On Friday I attended the NBER Asset Pricing meeting (program here) in Chicago, organized by Adrien Verdelhan and Debby Lucas. The papers were unusually interesting, even by the high standards of this meeting. Alas the NBER doesn't post slides so I don't have great visuals to show you.


Next Steps for FTPL

by John H. Cochrane via Grumpy Economist
Tuesday, April 5, 2016

Last Friday April 1, Eric Leeper Tom Coleman and I organized a conference at the Becker-Friedman Institute, "Next Steps for the Fiscal Theory of the Price Level." Follow the link for the whole agenda, slides, and papers.


Neo-Fisherian Caveats

by John H. Cochrane via Grumpy Economist
Thursday, March 31, 2016

Raise interest rates to raise inflation? Lower interest rates to lower inflation? It's not that simple.

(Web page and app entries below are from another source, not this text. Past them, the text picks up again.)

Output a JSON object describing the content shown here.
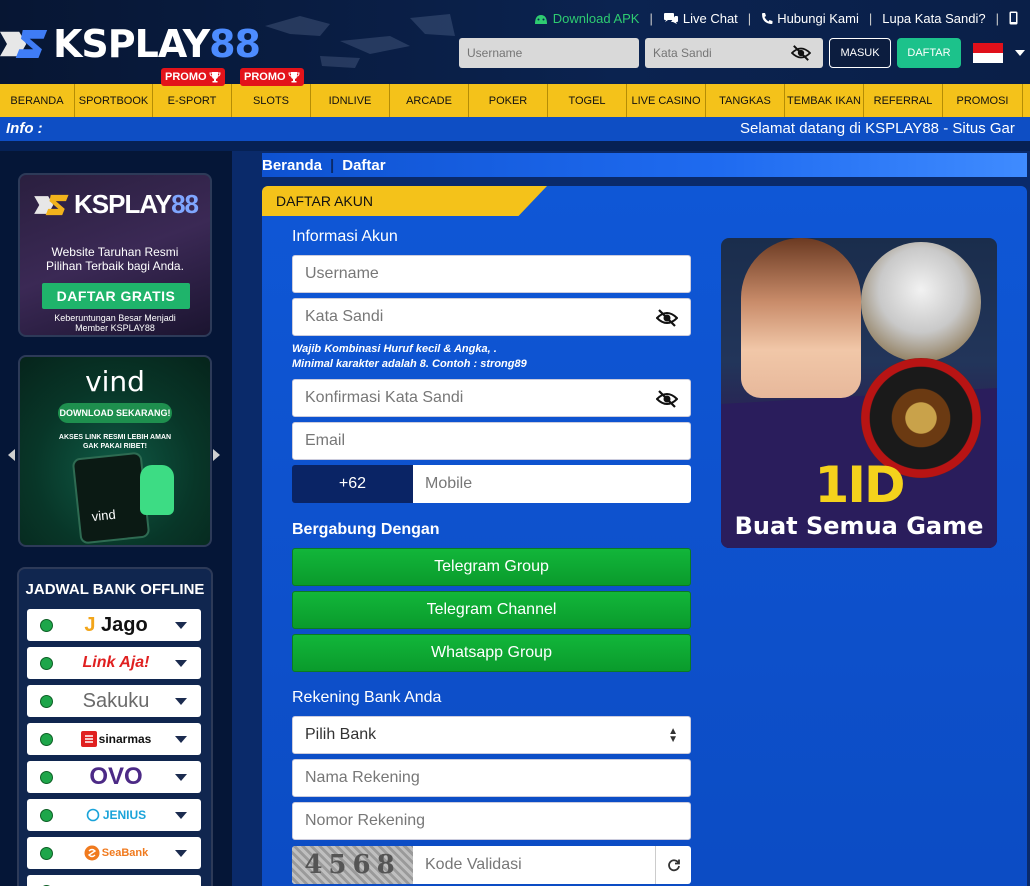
{
  "header": {
    "logo_text": "KSPLAY",
    "logo_num": "88",
    "top_links": [
      {
        "label": "Download APK",
        "icon": "android-icon"
      },
      {
        "label": "Live Chat",
        "icon": "chat-icon"
      },
      {
        "label": "Hubungi Kami",
        "icon": "phone-icon"
      },
      {
        "label": "Lupa Kata Sandi?",
        "icon": ""
      }
    ],
    "login": {
      "username_placeholder": "Username",
      "password_placeholder": "Kata Sandi",
      "masuk_label": "MASUK",
      "daftar_label": "DAFTAR"
    },
    "language_flag": "id-flag"
  },
  "nav": {
    "items": [
      "BERANDA",
      "SPORTBOOK",
      "E-SPORT",
      "SLOTS",
      "IDNLIVE",
      "ARCADE",
      "POKER",
      "TOGEL",
      "LIVE CASINO",
      "TANGKAS",
      "TEMBAK IKAN",
      "REFERRAL",
      "PROMOSI"
    ],
    "promo_badge": "PROMO"
  },
  "info": {
    "label": "Info :",
    "message": "Selamat datang di KSPLAY88 - Situs Gar"
  },
  "sidebar": {
    "banner1": {
      "logo_text": "KSPLAY",
      "logo_num": "88",
      "tagline_1": "Website Taruhan Resmi",
      "tagline_2": "Pilihan Terbaik bagi Anda.",
      "button": "DAFTAR GRATIS",
      "foot_1": "Keberuntungan Besar Menjadi",
      "foot_2": "Member KSPLAY88"
    },
    "banner2": {
      "logo": "vind",
      "download": "DOWNLOAD SEKARANG!",
      "text_1": "AKSES LINK RESMI LEBIH AMAN",
      "text_2": "GAK PAKAI RIBET!",
      "phone_text": "vind"
    },
    "bank": {
      "title": "JADWAL BANK OFFLINE",
      "items": [
        {
          "name": "Jago",
          "color": "#111111"
        },
        {
          "name": "Link Aja!",
          "color": "#e02020"
        },
        {
          "name": "Sakuku",
          "color": "#6a6a6a"
        },
        {
          "name": "sinarmas",
          "color": "#111111"
        },
        {
          "name": "OVO",
          "color": "#4c2a86"
        },
        {
          "name": "JENIUS",
          "color": "#1aa3d9"
        },
        {
          "name": "SeaBank",
          "color": "#f07a1e"
        }
      ],
      "status_color": "#1ea64a"
    }
  },
  "breadcrumb": {
    "home": "Beranda",
    "sep": "|",
    "current": "Daftar"
  },
  "form": {
    "title": "DAFTAR AKUN",
    "section_account": "Informasi Akun",
    "username": "Username",
    "password": "Kata Sandi",
    "hint_1": "Wajib Kombinasi Huruf kecil & Angka, .",
    "hint_2": "Minimal karakter adalah 8. Contoh : strong89",
    "confirm_password": "Konfirmasi Kata Sandi",
    "email": "Email",
    "country_code": "+62",
    "mobile": "Mobile",
    "section_join": "Bergabung Dengan",
    "social": [
      "Telegram Group",
      "Telegram Channel",
      "Whatsapp Group"
    ],
    "section_bank": "Rekening Bank Anda",
    "bank_select": "Pilih Bank",
    "account_name": "Nama Rekening",
    "account_number": "Nomor Rekening",
    "captcha_code": "4568",
    "validation": "Kode Validasi"
  },
  "promo": {
    "big": "1ID",
    "sub": "Buat Semua Game"
  },
  "colors": {
    "accent_yellow": "#f4c21a",
    "primary_blue": "#0f57d6",
    "green_button": "#12b63a",
    "daftar_green": "#1cc28b"
  }
}
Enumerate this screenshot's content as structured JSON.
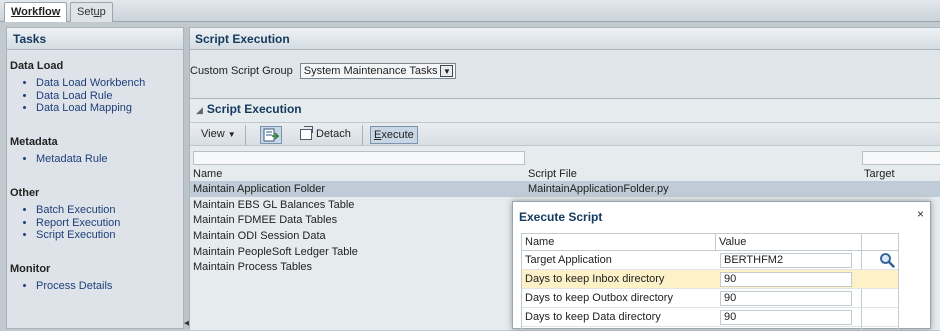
{
  "tabs": [
    {
      "label": "Workflow",
      "active": true
    },
    {
      "label_prefix": "Set",
      "label_underlined": "u",
      "label_suffix": "p",
      "active": false
    }
  ],
  "tasks": {
    "title": "Tasks",
    "groups": [
      {
        "heading": "Data Load",
        "items": [
          "Data Load Workbench",
          "Data Load Rule",
          "Data Load Mapping"
        ]
      },
      {
        "heading": "Metadata",
        "items": [
          "Metadata Rule"
        ]
      },
      {
        "heading": "Other",
        "items": [
          "Batch Execution",
          "Report Execution",
          "Script Execution"
        ]
      },
      {
        "heading": "Monitor",
        "items": [
          "Process Details"
        ]
      }
    ]
  },
  "main": {
    "title": "Script Execution",
    "custom_group_label": "Custom Script Group",
    "custom_group_value": "System Maintenance Tasks",
    "panel": {
      "title": "Script Execution",
      "toolbar": {
        "view": "View",
        "detach": "Detach",
        "execute_prefix": "",
        "execute_underlined": "E",
        "execute_suffix": "xecute"
      },
      "columns": [
        "Name",
        "Script File",
        "Target"
      ],
      "rows": [
        {
          "name": "Maintain Application Folder",
          "file": "MaintainApplicationFolder.py",
          "selected": true
        },
        {
          "name": "Maintain EBS GL Balances Table",
          "file": ""
        },
        {
          "name": "Maintain FDMEE Data Tables",
          "file": ""
        },
        {
          "name": "Maintain ODI Session Data",
          "file": ""
        },
        {
          "name": "Maintain PeopleSoft Ledger Table",
          "file": ""
        },
        {
          "name": "Maintain Process Tables",
          "file": ""
        }
      ]
    }
  },
  "dialog": {
    "title": "Execute Script",
    "close": "×",
    "columns": [
      "Name",
      "Value"
    ],
    "rows": [
      {
        "name": "Target Application",
        "value": "BERTHFM2"
      },
      {
        "name": "Days to keep Inbox directory",
        "value": "90"
      },
      {
        "name": "Days to keep Outbox directory",
        "value": "90"
      },
      {
        "name": "Days to keep Data directory",
        "value": "90"
      }
    ]
  },
  "colors": {
    "accent_title": "#163b60",
    "link": "#1f3f7a",
    "highlight_row": "#fdf1c8",
    "selected_row": "#bfcbd6"
  },
  "icons": [
    "search-icon",
    "chevron-down-icon",
    "collapse-triangle-icon",
    "detach-icon",
    "execute-icon",
    "close-icon"
  ]
}
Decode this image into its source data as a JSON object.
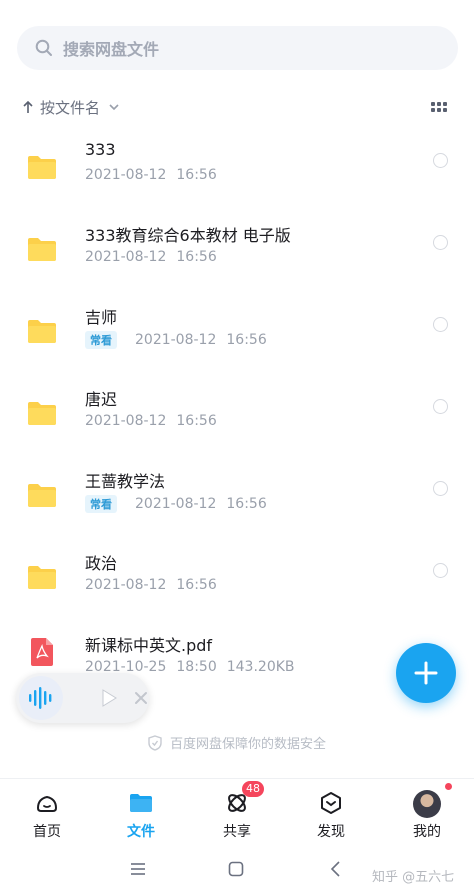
{
  "search": {
    "placeholder": "搜索网盘文件",
    "icon": "search-icon"
  },
  "sort": {
    "label": "按文件名"
  },
  "files": [
    {
      "name": "333",
      "badge": "",
      "date": "2021-08-12",
      "time": "16:56",
      "size": "",
      "type": "folder"
    },
    {
      "name": "333教育综合6本教材 电子版",
      "badge": "",
      "date": "2021-08-12",
      "time": "16:56",
      "size": "",
      "type": "folder"
    },
    {
      "name": "吉师",
      "badge": "常看",
      "date": "2021-08-12",
      "time": "16:56",
      "size": "",
      "type": "folder"
    },
    {
      "name": "唐迟",
      "badge": "",
      "date": "2021-08-12",
      "time": "16:56",
      "size": "",
      "type": "folder"
    },
    {
      "name": "王蔷教学法",
      "badge": "常看",
      "date": "2021-08-12",
      "time": "16:56",
      "size": "",
      "type": "folder"
    },
    {
      "name": "政治",
      "badge": "",
      "date": "2021-08-12",
      "time": "16:56",
      "size": "",
      "type": "folder"
    },
    {
      "name": "新课标中英文.pdf",
      "badge": "",
      "date": "2021-10-25",
      "time": "18:50",
      "size": "143.20KB",
      "type": "pdf"
    }
  ],
  "safety_notice": "百度网盘保障你的数据安全",
  "tabs": [
    {
      "label": "首页",
      "icon": "home-icon"
    },
    {
      "label": "文件",
      "icon": "folder-icon"
    },
    {
      "label": "共享",
      "icon": "share-icon",
      "count": "48"
    },
    {
      "label": "发现",
      "icon": "discover-icon"
    },
    {
      "label": "我的",
      "icon": "avatar"
    }
  ],
  "watermark": "知乎 @五六七",
  "colors": {
    "accent": "#1aa4f0",
    "folder": "#fcd04a",
    "badge_red": "#f5455c",
    "pdf_red": "#f2565d"
  }
}
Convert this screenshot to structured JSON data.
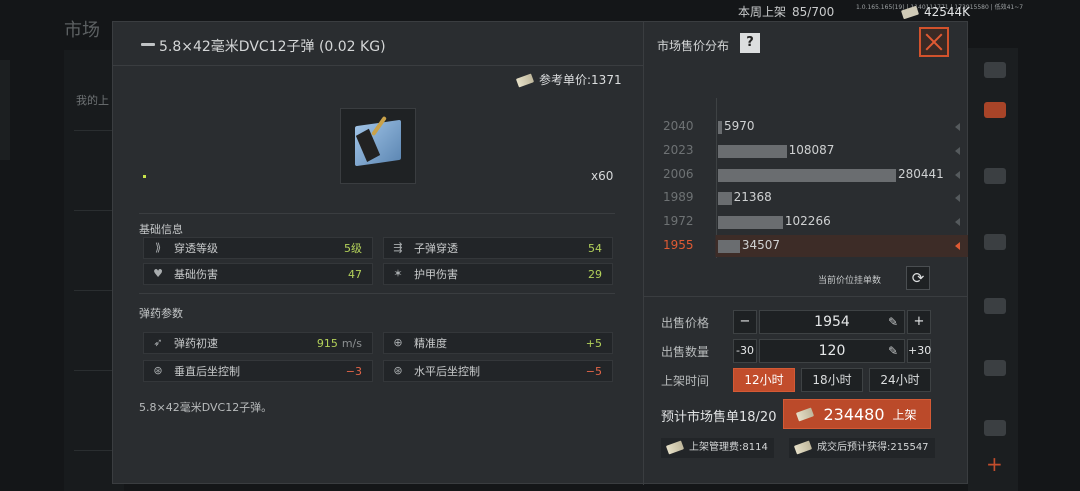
{
  "background": {
    "screen_title": "市场",
    "weekly_label": "本周上架",
    "weekly_value": "85/700",
    "debug_info": "1.0.165.165(19) | 1140111771 | 173915580 | 低效41~7",
    "money": "42544K",
    "my_listing_label": "我的上"
  },
  "item": {
    "title": "5.8×42毫米DVC12子弹 (0.02 KG)",
    "ref_price_label": "参考单价:",
    "ref_price_value": "1371",
    "quantity": "x60",
    "description": "5.8×42毫米DVC12子弹。",
    "icon": "ammo-box-icon"
  },
  "basic_info": {
    "title": "基础信息",
    "stats": [
      {
        "label": "穿透等级",
        "value": "5级",
        "icon": "penetration-icon"
      },
      {
        "label": "子弹穿透",
        "value": "54",
        "icon": "bullet-pierce-icon"
      },
      {
        "label": "基础伤害",
        "value": "47",
        "icon": "broken-heart-icon"
      },
      {
        "label": "护甲伤害",
        "value": "29",
        "icon": "armor-damage-icon"
      }
    ]
  },
  "ammo_params": {
    "title": "弹药参数",
    "stats": [
      {
        "label": "弹药初速",
        "value": "915",
        "unit": "m/s",
        "icon": "velocity-icon"
      },
      {
        "label": "精准度",
        "value": "+5",
        "icon": "crosshair-icon"
      },
      {
        "label": "垂直后坐控制",
        "value": "−3",
        "icon": "vertical-recoil-icon"
      },
      {
        "label": "水平后坐控制",
        "value": "−5",
        "icon": "horizontal-recoil-icon"
      }
    ]
  },
  "distribution": {
    "title": "市场售价分布",
    "help": "?",
    "current_price_label": "当前价位挂单数",
    "accent": "#e05a33"
  },
  "chart_data": {
    "type": "bar",
    "orientation": "horizontal",
    "categories": [
      "2040",
      "2023",
      "2006",
      "1989",
      "1972",
      "1955"
    ],
    "values": [
      5970,
      108087,
      280441,
      21368,
      102266,
      34507
    ],
    "selected": "1955",
    "title": "市场售价分布",
    "xlabel": "",
    "ylabel": ""
  },
  "sell_form": {
    "price_label": "出售价格",
    "price_value": "1954",
    "price_minus": "−",
    "price_plus": "+",
    "qty_label": "出售数量",
    "qty_value": "120",
    "qty_minus": "-30",
    "qty_plus": "+30",
    "time_label": "上架时间",
    "time_options": [
      "12小时",
      "18小时",
      "24小时"
    ],
    "time_selected": "12小时",
    "estimate_label": "预计市场售单18/20",
    "list_amount": "234480",
    "list_button": "上架",
    "fee_label": "上架管理费:",
    "fee_value": "8114",
    "income_label": "成交后预计获得:",
    "income_value": "215547"
  }
}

Current Online Courses

Asset Pricing, Part 1, via Coursera and the University of Chicago

This course is part one of a two-part introductory survey of graduate-level academic asset pricing. We will focus on building the intuition and deep understanding of how the theory works, how to use it, and how to connect it to empirical facts. This first part builds the basic theoretical and empirical tools around some classic facts. The second part delves more deeply into applications and empirical evaluation. Learn more. . .